## What the task requires
All of the data, word for word and free of pictures, is the expected result.

[Data to examine Boundary: Start]

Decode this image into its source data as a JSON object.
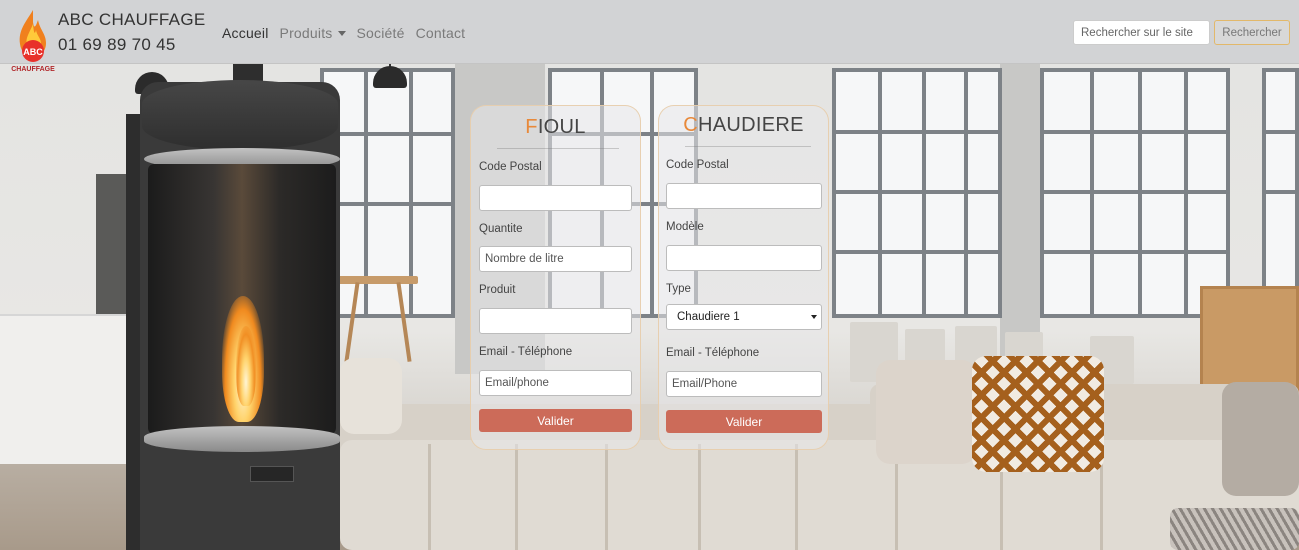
{
  "brand": {
    "name": "ABC CHAUFFAGE",
    "phone": "01 69 89 70 45",
    "logo_text_abc": "ABC",
    "logo_text_arc": "CHAUFFAGE"
  },
  "nav": {
    "items": [
      {
        "label": "Accueil",
        "active": true
      },
      {
        "label": "Produits",
        "has_dropdown": true
      },
      {
        "label": "Société"
      },
      {
        "label": "Contact"
      }
    ]
  },
  "search": {
    "placeholder": "Rechercher sur le site",
    "button_label": "Rechercher"
  },
  "colors": {
    "accent_orange": "#e8893a",
    "submit_button": "#cc6b59",
    "navbar_bg": "#d2d3d5"
  },
  "fioul_form": {
    "title_first": "F",
    "title_rest": "IOUL",
    "fields": {
      "code_postal": {
        "label": "Code Postal",
        "value": "",
        "placeholder": ""
      },
      "quantite": {
        "label": "Quantite",
        "value": "",
        "placeholder": "Nombre de litre"
      },
      "produit": {
        "label": "Produit",
        "value": "",
        "placeholder": ""
      },
      "email": {
        "label": "Email - Téléphone",
        "value": "",
        "placeholder": "Email/phone"
      }
    },
    "submit_label": "Valider"
  },
  "chaudiere_form": {
    "title_first": "C",
    "title_rest": "HAUDIERE",
    "fields": {
      "code_postal": {
        "label": "Code Postal",
        "value": "",
        "placeholder": ""
      },
      "modele": {
        "label": "Modèle",
        "value": "",
        "placeholder": ""
      },
      "type": {
        "label": "Type",
        "selected": "Chaudiere 1"
      },
      "email": {
        "label": "Email - Téléphone",
        "value": "",
        "placeholder": "Email/Phone"
      }
    },
    "submit_label": "Valider"
  }
}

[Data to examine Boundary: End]

## Response
Decode this image into its source data as a JSON object.
{
  "brand": {
    "name": "ABC CHAUFFAGE",
    "phone": "01 69 89 70 45",
    "logo_text_abc": "ABC",
    "logo_text_arc": "CHAUFFAGE"
  },
  "nav": {
    "items": [
      {
        "label": "Accueil",
        "active": true
      },
      {
        "label": "Produits",
        "has_dropdown": true
      },
      {
        "label": "Société"
      },
      {
        "label": "Contact"
      }
    ]
  },
  "search": {
    "placeholder": "Rechercher sur le site",
    "button_label": "Rechercher"
  },
  "colors": {
    "accent_orange": "#e8893a",
    "submit_button": "#cc6b59",
    "navbar_bg": "#d2d3d5"
  },
  "fioul_form": {
    "title_first": "F",
    "title_rest": "IOUL",
    "fields": {
      "code_postal": {
        "label": "Code Postal",
        "value": "",
        "placeholder": ""
      },
      "quantite": {
        "label": "Quantite",
        "value": "",
        "placeholder": "Nombre de litre"
      },
      "produit": {
        "label": "Produit",
        "value": "",
        "placeholder": ""
      },
      "email": {
        "label": "Email - Téléphone",
        "value": "",
        "placeholder": "Email/phone"
      }
    },
    "submit_label": "Valider"
  },
  "chaudiere_form": {
    "title_first": "C",
    "title_rest": "HAUDIERE",
    "fields": {
      "code_postal": {
        "label": "Code Postal",
        "value": "",
        "placeholder": ""
      },
      "modele": {
        "label": "Modèle",
        "value": "",
        "placeholder": ""
      },
      "type": {
        "label": "Type",
        "selected": "Chaudiere 1"
      },
      "email": {
        "label": "Email - Téléphone",
        "value": "",
        "placeholder": "Email/Phone"
      }
    },
    "submit_label": "Valider"
  }
}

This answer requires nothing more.